“They are fools,” Jor-El murmured. “Our son, at least, is a well-intentioned fool, who knows not the danger of voicing his opinions freely. And I am to blame for that, I who sheltered him from the realities of life.”
“You were not the only one who sheltered him,” Lara replied.
“And my brother is a fool of the highest order. He cannot see the wisdom in working within the current administration – he does not comprehend what his vision would bring about. If we were to somehow convince Dru-Zod to relinquish his office and return power to the Science Council…”
“Nothing would ever be accomplished,” Lara sighed. It was painful to admit, too painful for a principled man like Jor-El to say aloud, but the democratic rule of the council nearly resulted in the death of all Kryptonians. Only Dru-Zod’s coup had saved them.
But now they found themselves in a new predicament. Dru-Zod’s charisma and leadership provided a clear direction for progress, and he was remarkably efficient at solving all of the problems and diversions that cropped up during their settlement of this world. Yet Jor-El, who was perhaps closest to him, was uneasy, and that boded ill for all.
Jor-El dared not say to her, He will not relinquish power. We needed him during the great crisis. Yet even when the current minor crises pass, Dru-Zod will still find reasons to rule. He is not given to surrender. The very thing we needed most from him when the sun threatened to devour Old Krypton – his determination to succeed, his refusal to accept impossibility or failure – will make him exactly the tyrant Zor-El claims him to be.

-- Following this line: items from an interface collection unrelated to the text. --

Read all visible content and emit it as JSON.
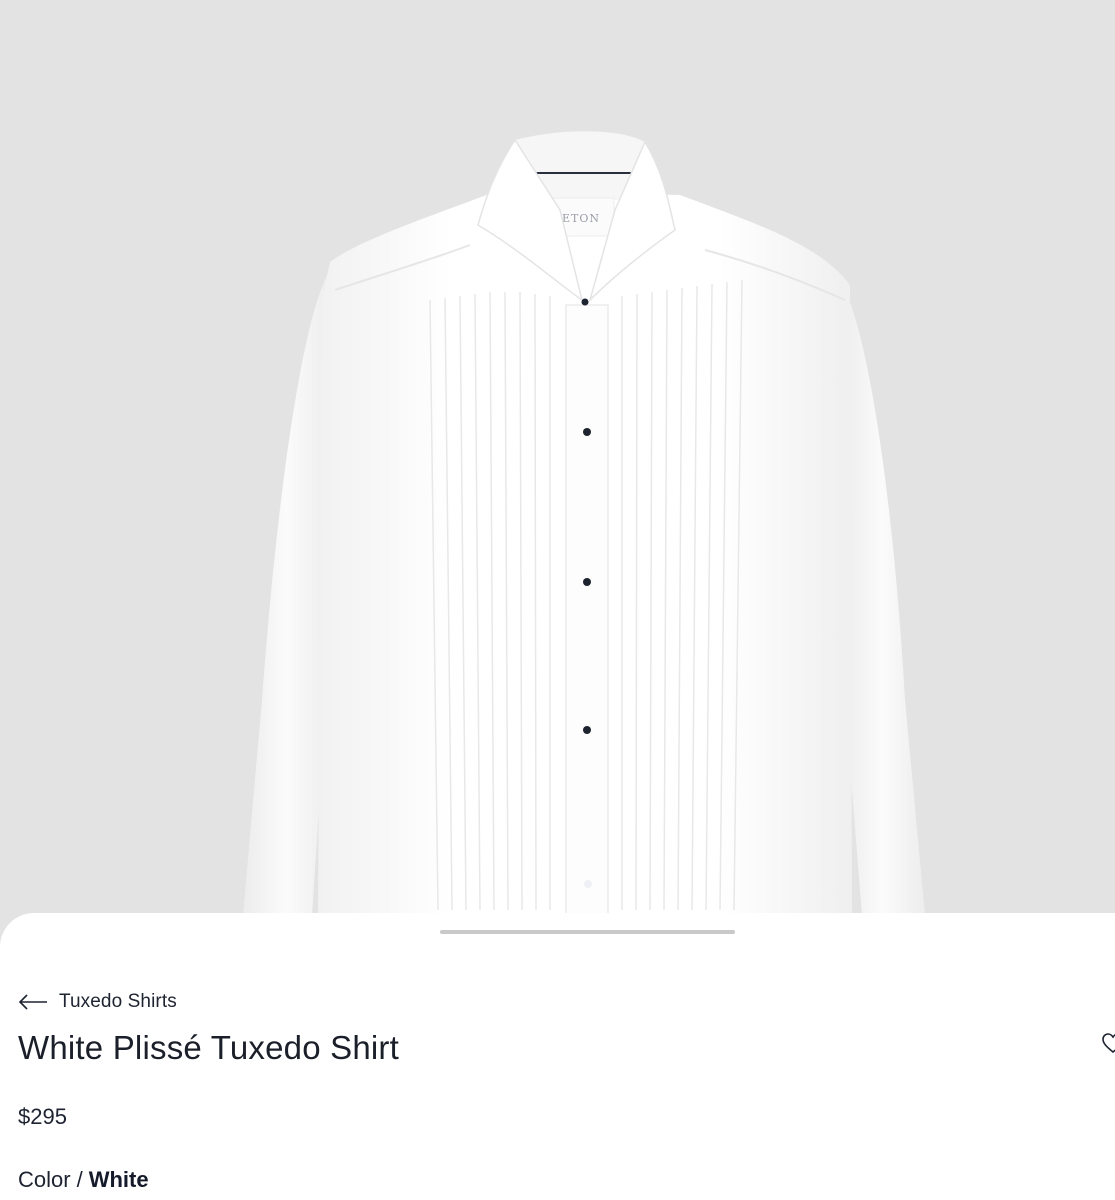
{
  "product_image": {
    "label_text": "ETON",
    "background_color": "#e3e3e3",
    "garment_color": "#ffffff",
    "stud_color": "#1e2330"
  },
  "breadcrumb": {
    "label": "Tuxedo Shirts",
    "icon": "arrow-left-icon"
  },
  "product": {
    "title": "White Plissé Tuxedo Shirt",
    "price": "$295",
    "color_label": "Color",
    "color_separator": "/",
    "color_value": "White"
  },
  "wishlist": {
    "icon": "heart-icon"
  }
}
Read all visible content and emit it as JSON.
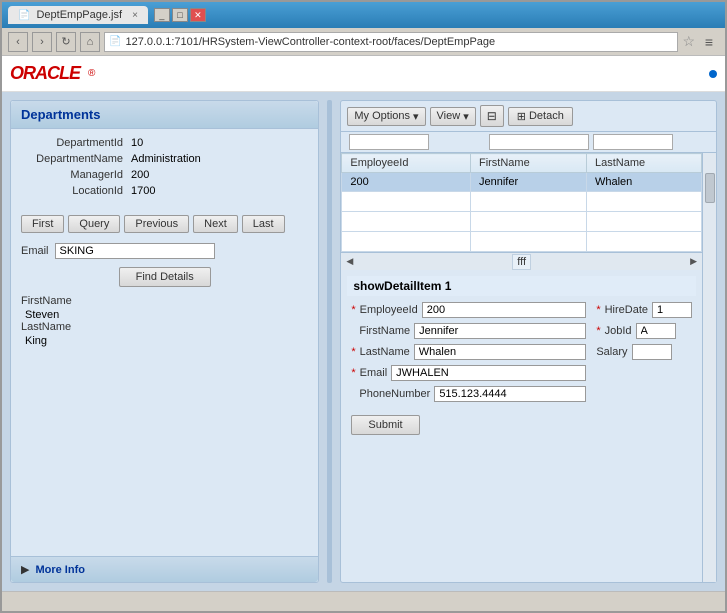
{
  "browser": {
    "title": "DeptEmpPage.jsf",
    "address": "127.0.0.1:7101/HRSystem-ViewController-context-root/faces/DeptEmpPage",
    "tab_close": "×"
  },
  "window_controls": {
    "minimize": "_",
    "maximize": "□",
    "close": "✕"
  },
  "nav": {
    "back": "‹",
    "forward": "›",
    "refresh": "↻",
    "home": "⌂",
    "star": "☆",
    "menu": "≡"
  },
  "oracle_logo": "ORACLE",
  "departments": {
    "title": "Departments",
    "fields": {
      "department_id_label": "DepartmentId",
      "department_id_value": "10",
      "department_name_label": "DepartmentName",
      "department_name_value": "Administration",
      "manager_id_label": "ManagerId",
      "manager_id_value": "200",
      "location_id_label": "LocationId",
      "location_id_value": "1700"
    },
    "nav_buttons": {
      "first": "First",
      "query": "Query",
      "previous": "Previous",
      "next": "Next",
      "last": "Last"
    },
    "email_label": "Email",
    "email_value": "SKING",
    "find_details": "Find Details",
    "result": {
      "firstname_label": "FirstName",
      "firstname_value": "Steven",
      "lastname_label": "LastName",
      "lastname_value": "King"
    },
    "more_info": "More Info"
  },
  "table_toolbar": {
    "my_options": "My Options",
    "view": "View",
    "detach": "Detach",
    "dropdown_arrow": "▾",
    "edit_icon": "✎",
    "detach_icon": "⊞"
  },
  "table": {
    "columns": [
      "EmployeeId",
      "FirstName",
      "LastName"
    ],
    "rows": [
      {
        "employee_id": "200",
        "first_name": "Jennifer",
        "last_name": "Whalen"
      }
    ]
  },
  "detail": {
    "title": "showDetailItem 1",
    "employee_id_label": "EmployeeId",
    "employee_id_value": "200",
    "hire_date_label": "HireDate",
    "hire_date_value": "1",
    "firstname_label": "FirstName",
    "firstname_value": "Jennifer",
    "job_id_label": "JobId",
    "job_id_value": "A",
    "lastname_label": "LastName",
    "lastname_value": "Whalen",
    "salary_label": "Salary",
    "salary_value": "",
    "email_label": "Email",
    "email_value": "JWHALEN",
    "phone_label": "PhoneNumber",
    "phone_value": "515.123.4444",
    "submit": "Submit"
  }
}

No, he could not say that to her, not even in the privacy of their own house, and that fear was the clearest indication of how far they had fallen from the ideals of Kryptonian law and government. Fortunately, as in most things, Lara understood her husband without a word.